The Best Defense

Report: Canadian military leasing Russian Mi-17 helos in Afghanistan

I remember how I used to listen to various NATO officials complain about how member nations were not sending enough helicopters to Afghanistan. Now it appears that the chickens have come home to roost: The Canadian media is reporting that the Canadian Ministry of Defence has quietly leased a bunch of Russian helicopters to use in southern Afghanistan.

My first thought was this was to fool the locals. But I don't think it would fool the Taliban, who know their Russian helicopters. Canadian Navy Lt. Kelly Rozenberg-Payne said that Canadian forces in Afghanistan simply needed some additional vertical lift: "The (operational) tempo within the air wing became very great and it was just assessed by commanders on the ground that they needed additional platforms to help move troops around," she said.

My guess is that because both the Afghan and Pakistani militaries use the Mi-17, this makes it more convenient to fly NATO forces across the border and into the FATA as necessary, with lots of plausible deniability, especially if they are flown at night and no one gets around to painting a lot of markings on the aircraft. That would explain why, as the Canadian report puts it, "details were kept off the MERX web-site, which formally lists government procurement competitions, and no news release was issued about the new choppers, which have been in use since the spring."


The Best Defense

Dogs beat machines at detecting IEDs

Readers of this blog won't be surprised to learn that, as the St. Louis Post-Dispatch puts it, "Dogs turn out to be best at finding IEDs."

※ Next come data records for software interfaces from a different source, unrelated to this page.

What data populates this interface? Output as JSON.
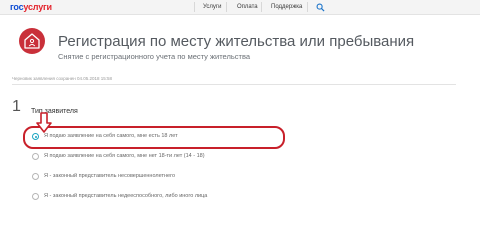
{
  "header": {
    "logo_part1": "гос",
    "logo_part2": "услуги",
    "nav": [
      "Услуги",
      "Оплата",
      "Поддержка"
    ]
  },
  "page": {
    "title": "Регистрация по месту жительства или пребывания",
    "subtitle": "Снятие с регистрационного учета по месту жительства",
    "draft_note": "Черновик заявления сохранен 04.05.2018 15:58"
  },
  "step": {
    "number": "1",
    "label": "Тип заявителя",
    "options": [
      {
        "label": "Я подаю заявление на себя самого, мне есть 18 лет",
        "checked": true
      },
      {
        "label": "Я подаю заявление на себя самого, мне нет 18-ти лет (14 - 18)",
        "checked": false
      },
      {
        "label": "Я - законный представитель несовершеннолетнего",
        "checked": false
      },
      {
        "label": "Я - законный представитель недееспособного, либо иного лица",
        "checked": false
      }
    ]
  },
  "colors": {
    "brand_blue": "#0d4cd3",
    "brand_red": "#e3232c",
    "icon_red": "#c9303a",
    "annotation_red": "#c8202a",
    "radio_accent": "#1aa5c1"
  }
}
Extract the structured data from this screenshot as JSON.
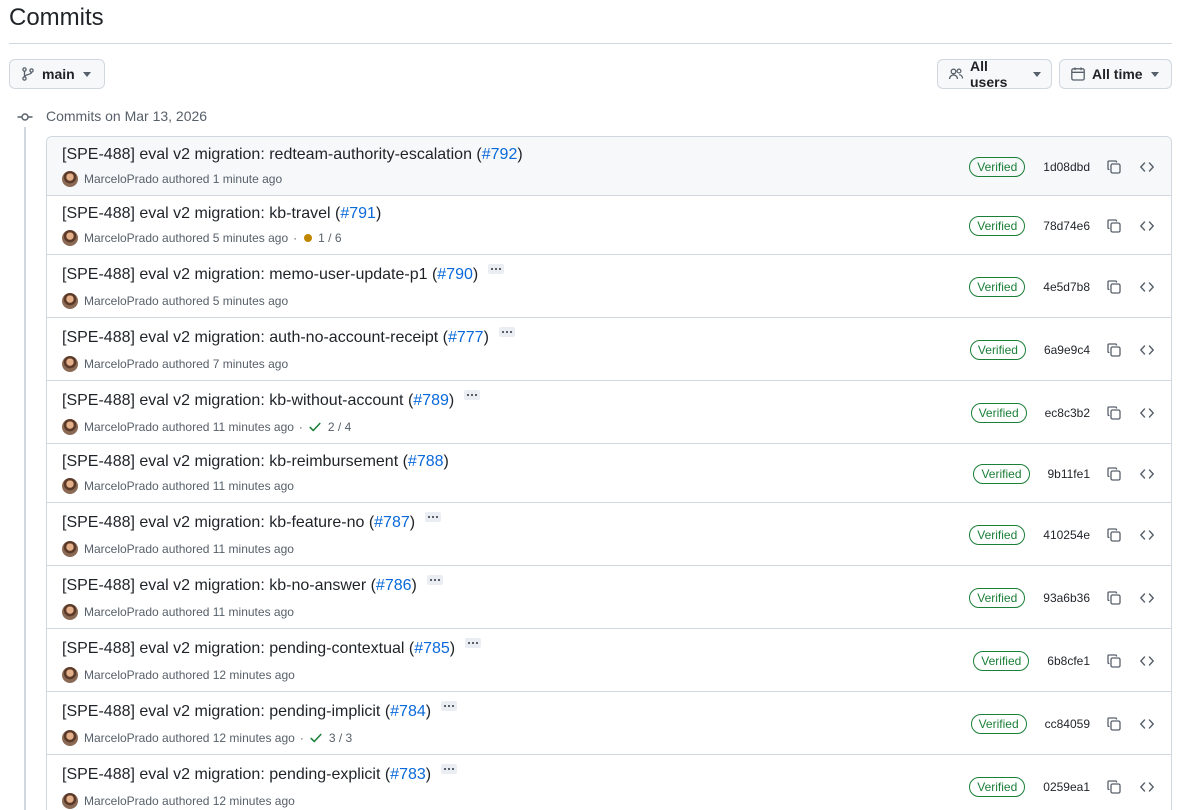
{
  "page": {
    "title": "Commits"
  },
  "toolbar": {
    "branch": "main",
    "users": "All users",
    "time": "All time"
  },
  "group": {
    "heading": "Commits on Mar 13, 2026"
  },
  "commits": [
    {
      "title": "[SPE-488] eval v2 migration: redteam-authority-escalation (",
      "pr": "#792",
      "close": ")",
      "author": "MarceloPrado",
      "authored": "authored 1 minute ago",
      "status": "",
      "sha": "1d08dbd",
      "verified": "Verified"
    },
    {
      "title": "[SPE-488] eval v2 migration: kb-travel (",
      "pr": "#791",
      "close": ")",
      "author": "MarceloPrado",
      "authored": "authored 5 minutes ago",
      "status": "1 / 6",
      "sha": "78d74e6",
      "verified": "Verified"
    },
    {
      "title": "[SPE-488] eval v2 migration: memo-user-update-p1 (",
      "pr": "#790",
      "close": ")",
      "author": "MarceloPrado",
      "authored": "authored 5 minutes ago",
      "status": "",
      "sha": "4e5d7b8",
      "verified": "Verified"
    },
    {
      "title": "[SPE-488] eval v2 migration: auth-no-account-receipt (",
      "pr": "#777",
      "close": ")",
      "author": "MarceloPrado",
      "authored": "authored 7 minutes ago",
      "status": "",
      "sha": "6a9e9c4",
      "verified": "Verified"
    },
    {
      "title": "[SPE-488] eval v2 migration: kb-without-account (",
      "pr": "#789",
      "close": ")",
      "author": "MarceloPrado",
      "authored": "authored 11 minutes ago",
      "status": "2 / 4",
      "sha": "ec8c3b2",
      "verified": "Verified"
    },
    {
      "title": "[SPE-488] eval v2 migration: kb-reimbursement (",
      "pr": "#788",
      "close": ")",
      "author": "MarceloPrado",
      "authored": "authored 11 minutes ago",
      "status": "",
      "sha": "9b11fe1",
      "verified": "Verified"
    },
    {
      "title": "[SPE-488] eval v2 migration: kb-feature-no (",
      "pr": "#787",
      "close": ")",
      "author": "MarceloPrado",
      "authored": "authored 11 minutes ago",
      "status": "",
      "sha": "410254e",
      "verified": "Verified"
    },
    {
      "title": "[SPE-488] eval v2 migration: kb-no-answer (",
      "pr": "#786",
      "close": ")",
      "author": "MarceloPrado",
      "authored": "authored 11 minutes ago",
      "status": "",
      "sha": "93a6b36",
      "verified": "Verified"
    },
    {
      "title": "[SPE-488] eval v2 migration: pending-contextual (",
      "pr": "#785",
      "close": ")",
      "author": "MarceloPrado",
      "authored": "authored 12 minutes ago",
      "status": "",
      "sha": "6b8cfe1",
      "verified": "Verified"
    },
    {
      "title": "[SPE-488] eval v2 migration: pending-implicit (",
      "pr": "#784",
      "close": ")",
      "author": "MarceloPrado",
      "authored": "authored 12 minutes ago",
      "status": "3 / 3",
      "sha": "cc84059",
      "verified": "Verified"
    },
    {
      "title": "[SPE-488] eval v2 migration: pending-explicit (",
      "pr": "#783",
      "close": ")",
      "author": "MarceloPrado",
      "authored": "authored 12 minutes ago",
      "status": "",
      "sha": "0259ea1",
      "verified": "Verified"
    }
  ],
  "colors": {
    "link": "#0969da",
    "verified": "#1a7f37",
    "pending": "#bf8700",
    "border": "#d0d7de"
  }
}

This isn't just a point to warm Rebecca's heart. There are some serious lessons to be learned from the more than $15 billion (that's a B, fellas) the Pentagon spent on its effort to defeat IEDs technologically. But it turns out that the two most dependable ways to counter the roadside bombs are both warm-blooded. The first is the dog, to detect bombs planted. The second is putting soldiers who have a bit of Arabic out in an outpost in a neighborhood for weeks at a time and protecting people sufficiently that they feel safe pointing out to soldiers who is planting the bombs or where they are. As an Iraqi once put it to a U.S. Army commander in Ramadi, we all knew who the insurgents were, we just couldn't tell you and expect to live. 

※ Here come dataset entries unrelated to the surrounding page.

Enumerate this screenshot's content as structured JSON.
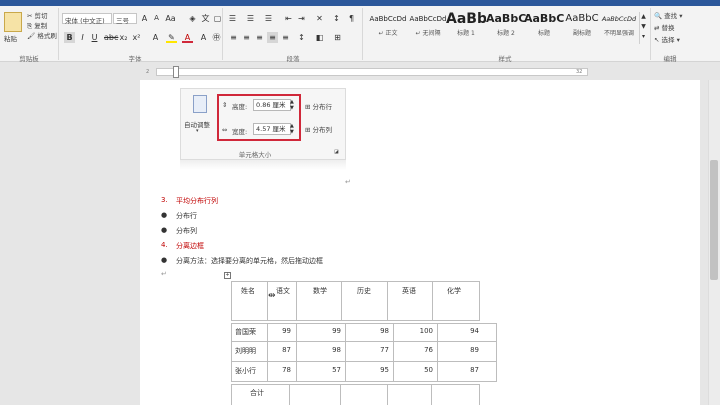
{
  "ribbon": {
    "clipboard": {
      "paste": "粘贴",
      "cut": "剪切",
      "copy": "复制",
      "format_painter": "格式刷",
      "group": "剪贴板"
    },
    "font": {
      "name": "宋体 (中文正)",
      "size": "三号",
      "group": "字体"
    },
    "paragraph": {
      "group": "段落"
    },
    "styles": {
      "group": "样式",
      "items": [
        {
          "preview": "AaBbCcDd",
          "name": "↵ 正文"
        },
        {
          "preview": "AaBbCcDd",
          "name": "↵ 无间隔"
        },
        {
          "preview": "AaBb",
          "name": "标题 1"
        },
        {
          "preview": "AaBbC",
          "name": "标题 2"
        },
        {
          "preview": "AaBbC",
          "name": "标题"
        },
        {
          "preview": "AaBbC",
          "name": "副标题"
        },
        {
          "preview": "AaBbCcDd",
          "name": "不明显强调"
        }
      ]
    },
    "editing": {
      "find": "查找",
      "replace": "替换",
      "select": "选择",
      "group": "编辑"
    }
  },
  "ruler": {
    "left_num": "2",
    "right_num": "32"
  },
  "cell_size_panel": {
    "auto_fit": "自动调整",
    "height_label": "高度:",
    "height_value": "0.86 厘米",
    "width_label": "宽度:",
    "width_value": "4.57 厘米",
    "distribute_rows": "分布行",
    "distribute_cols": "分布列",
    "group_label": "单元格大小"
  },
  "doc": {
    "lines": [
      {
        "num": "3.",
        "text": "平均分布行列",
        "style": "red"
      },
      {
        "num": "●",
        "text": "分布行",
        "style": "black"
      },
      {
        "num": "●",
        "text": "分布列",
        "style": "black"
      },
      {
        "num": "4.",
        "text": "分离边框",
        "style": "red"
      },
      {
        "num": "●",
        "text": "分离方法：选择要分离的单元格，然后拖动边框",
        "style": "black"
      }
    ]
  },
  "table": {
    "headers": [
      "姓名",
      "语文",
      "数学",
      "历史",
      "英语",
      "化学"
    ],
    "rows": [
      {
        "name": "曾国荣",
        "values": [
          "99",
          "99",
          "98",
          "100",
          "94"
        ]
      },
      {
        "name": "刘明明",
        "values": [
          "87",
          "98",
          "77",
          "76",
          "89"
        ]
      },
      {
        "name": "张小行",
        "values": [
          "78",
          "57",
          "95",
          "50",
          "87"
        ]
      }
    ],
    "total_label": "合计"
  }
}
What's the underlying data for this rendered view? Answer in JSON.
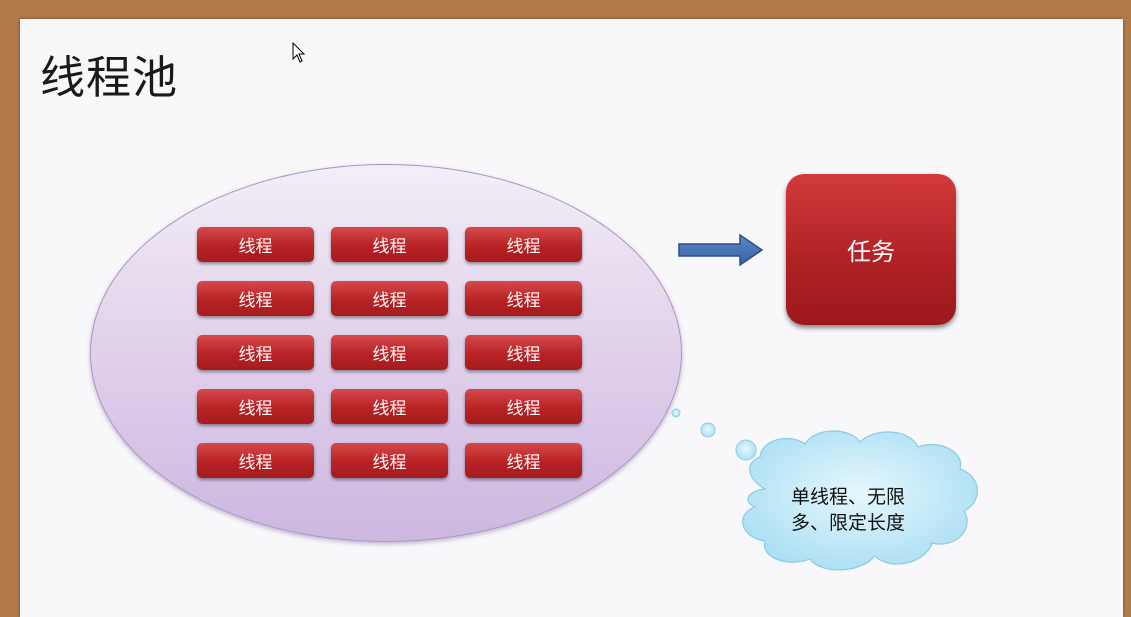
{
  "slide": {
    "title": "线程池",
    "pool": {
      "threads": [
        "线程",
        "线程",
        "线程",
        "线程",
        "线程",
        "线程",
        "线程",
        "线程",
        "线程",
        "线程",
        "线程",
        "线程",
        "线程",
        "线程",
        "线程"
      ]
    },
    "task_label": "任务",
    "cloud": {
      "line1": "单线程、无限",
      "line2": "多、限定长度"
    },
    "colors": {
      "thread_red": "#b82225",
      "pool_purple": "#d8c6e6",
      "arrow_blue": "#4a74b5",
      "cloud_blue": "#c2e9f8"
    }
  }
}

I think there probably is a good dissertation to be done by someone out there about how most of that $15 billion got wasted here.

U.S. Army